Responding to Pioneers

Ricardo Hausmann's picture

As countries search for ways to accelerate growth, a big attraction is investment and innovation, especially if it enhances workers' skills. We spoke with Ricardo Hausmann, an expert on growth strategies, and Director of the Center for International Development and Professor of the Practice of Economic Development at Harvard University. Hausemann urges policymakers to be responsive to "explorers" who are trying to innovate, weighs the issue of providing subsidies for pioneer investments, and suggests that the international division of the value chain is making it easier for countries to get into the game.

Let’s not overstate the achievements of China and India – here are the real growth stars

David McKenzie's picture

When we talk about growth, we typically focus on growth rates, and so if we were to look at which countries had the greatest percentage increase in GDP per capita over the last decade (at constant international prices according to the World Development Indicators), we would get a table like this:

Part 2: Egypt’s “Botagas Story"

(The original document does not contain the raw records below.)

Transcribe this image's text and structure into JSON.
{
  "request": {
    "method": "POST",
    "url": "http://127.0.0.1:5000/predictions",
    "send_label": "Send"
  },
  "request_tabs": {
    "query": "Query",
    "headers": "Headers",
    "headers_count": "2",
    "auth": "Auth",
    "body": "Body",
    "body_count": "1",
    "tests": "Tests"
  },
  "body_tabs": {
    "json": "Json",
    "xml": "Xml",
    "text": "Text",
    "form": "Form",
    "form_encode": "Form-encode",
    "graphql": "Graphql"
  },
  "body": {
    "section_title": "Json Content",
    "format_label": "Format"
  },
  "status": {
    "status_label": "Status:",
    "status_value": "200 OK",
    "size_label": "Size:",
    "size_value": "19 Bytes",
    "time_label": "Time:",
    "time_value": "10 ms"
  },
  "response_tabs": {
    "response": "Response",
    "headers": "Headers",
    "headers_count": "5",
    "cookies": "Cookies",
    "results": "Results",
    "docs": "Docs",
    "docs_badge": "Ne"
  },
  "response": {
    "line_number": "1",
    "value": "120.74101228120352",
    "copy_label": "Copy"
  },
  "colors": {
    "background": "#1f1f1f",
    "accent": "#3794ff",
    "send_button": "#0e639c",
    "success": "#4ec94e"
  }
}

Vladislav Vucetic's picture
My previous blog discussed the causes of the “botagas crisis” in Egypt. I argued that the root cause has been an indiscriminate subsidization of fuel consumption through below-cost pricing. This has mainly benefited affluent households, which has led to overconsumption, uneconomic investments, enormous and unsustainable fiscal cost (reported to be over 130 billion Egyptian pounds – or more than US$21 billion -- for the coming fiscal year), near-bankruptcy of fuel suppliers, and fuel supply shortages. I also argued that such policy has been neither socially just nor economically sound.

ICTs to transform health in Africa: Can we scale up governance and accountability?

Meera Shekar's picture

Uganda man sends health SMS.

Start-up eHealth innovations are popping up all over Africa, providing a glimpse of how ICTs can transform the delivery and governance of health services in the region. Many of these pilots show promise, but their rapid growth also poses challenges: At an eHealth conference held in Nairobi in May and co-organized by the World Bank, health professionals and development partners discussed how to identify the best of these evolving tools and bring them to scale.

A view from Al-Muthanna: Iraq’s poorest province

Marie-Helene Bricknell's picture
Barbry Keller, Sr. Country Officer for Iraq, and I travelled to Al-Muthanna in May after a very interesting trip to Basrah. We left at dawn and travelled on a superb dual carriageway to Iraq’s poorest region.  Along the way, we witnessed first-hand the disastrous impact on the environment of Saddam’s retaliatory policies on the marshlands.  Drained marshes were evident on either side of the road. What was once fertile land is now a desert gray filled with countless plastic bags, burnt out wrecks of cars, tanks and some other undetermined debris with trickles of water evident here and there but nothing like the lush plains it must have once been.

Pages